This story is our story: Museum of Polish Jewish history a symbol of renaissance

On the 70th anniversary of the Warsaw Ghetto Uprising, on the site where the ghetto once stood, a major new Jewish cultural institution opens its doors. Among the first to enter the Museum of the History of Polish Jews will be a 50-person group primarily from the Bay Area, co-hosted by Taube Philanthropies and Koret Foundation. This is the day we have worked toward together for two decades. It is a historic moment for world Jewry, for the people of Poland and for humanity.

In the U.S., some are still learning that Jews remain in Poland, let alone an organized and growing community. In fact, since the beginnings of the pro-democracy Solidarity movement in the 1980s, Polish Jews have been finding their roots and their voice. Every summer, Krakow rocks to the world music being performed at the Jewish Culture Festival. Polish cities have Jewish schools and community centers. Polish universities offer programs in Jewish studies and host scholarly conferences about the Jewish role in Poland’s past, present and future. The museum is a shining symbol of this remarkable renaissance.

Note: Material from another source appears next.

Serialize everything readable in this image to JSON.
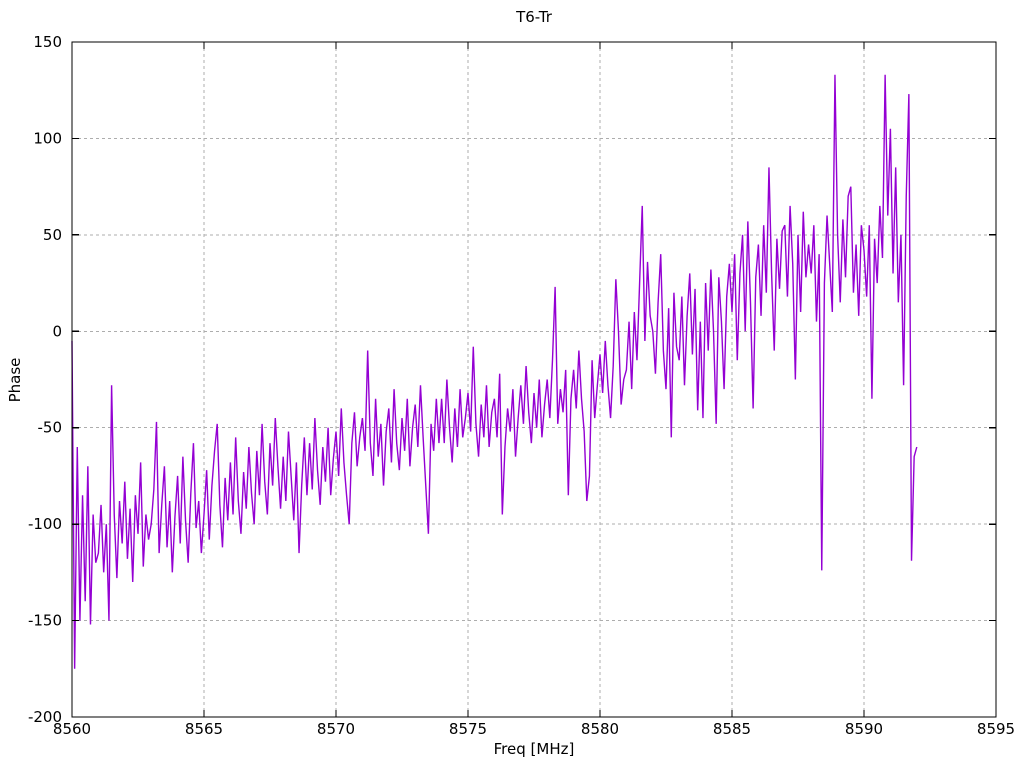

For 10 years, I have been leading groups from the Bay Area to witness these changes with their own eyes and experience their tremendous impact. Just as 70 percent of American Jews trace their roots to Poland, many of the Bay Area’s leading Jewish community members have Polish ancestry. Some, including myself, had family who were among the nearly half-million Jews forced by the Nazis into the ghetto and for whom the museum and its message have deep meaning.

Among those traveling to Warsaw with me for the museum opening are Jewish Family and Children’s Services Executive Director Anita Friedman, business leader Eric Benhamou, Congregation Emanu-El Senior Rabbi Stephen Pearce, legal scholar Abe Sofaer, real estate developer Stuart Shiff and former Atari president Sam Tramiel.

In contrast with the great Holocaust museums in Washington, D.C., and Jerusalem, whose missions are to document the horrors of World War II, the Museum of the History of Polish Jews presents the broad sweep of Jewish history and culture that once stretched from the Baltic to the Danube and from the Vistula to the Dnieper. It tells the story of a civilization that extended to the furthest reaches of the Polish kingdom, binding Eastern European Jews together through a common language, commerce and religion. This is a story of life, not death. This story is our story, and the museum is the first major cultural institution to share it with the world.

The museum’s sleek, modern structure designed by Finnish architect Rainer Mahlamäki faces the monument marking the great uprising of the Warsaw Ghetto in 1943, linking generations. It celebrates 1,000 years of Jewish history in Poland, erasing misinformation and eradicating stereotypes that have fed centuries of anti-Semitism.

Soon tour buses will line the streets around the former Nazi ghetto with visitors to the museum. It will be a bittersweet sight. The past, present and future will have converged. Democracy has succeeded. Poland has become a member of the European Union. Israel and Poland are trading partners and have jointly sponsored the late Irena Sendler, one of Poland’s Righteous Among the Nations, for a Nobel Peace Prize. This collaboration vindicates the fighters of the Warsaw Ghetto Uprising, who on the first day of defiance raised two banners over the ghetto, the Zionist flag and the Polish flag.

The museum would not have been possible without a public-private partnership involving the city of Warsaw, the Ministry of Culture and an international community of committed donors. I am pleased that Bay Area Jewish community leaders have joined Taube Philanthropies and Koret Foundation in their international undertaking to bring this world-class cultural facility to life.

On the anniversary of the uprising, the museum realizes the dream of the Warsaw Ghetto fighters. Polish Jewish life — and the precious legacy it represents for all of us — has a visible past and a resurgent future.

 

Tad Taube is chairman of Taube Philanthropies, president of the Koret Foundation and honorary consul for the Republic of Poland in the San Francisco Bay Area.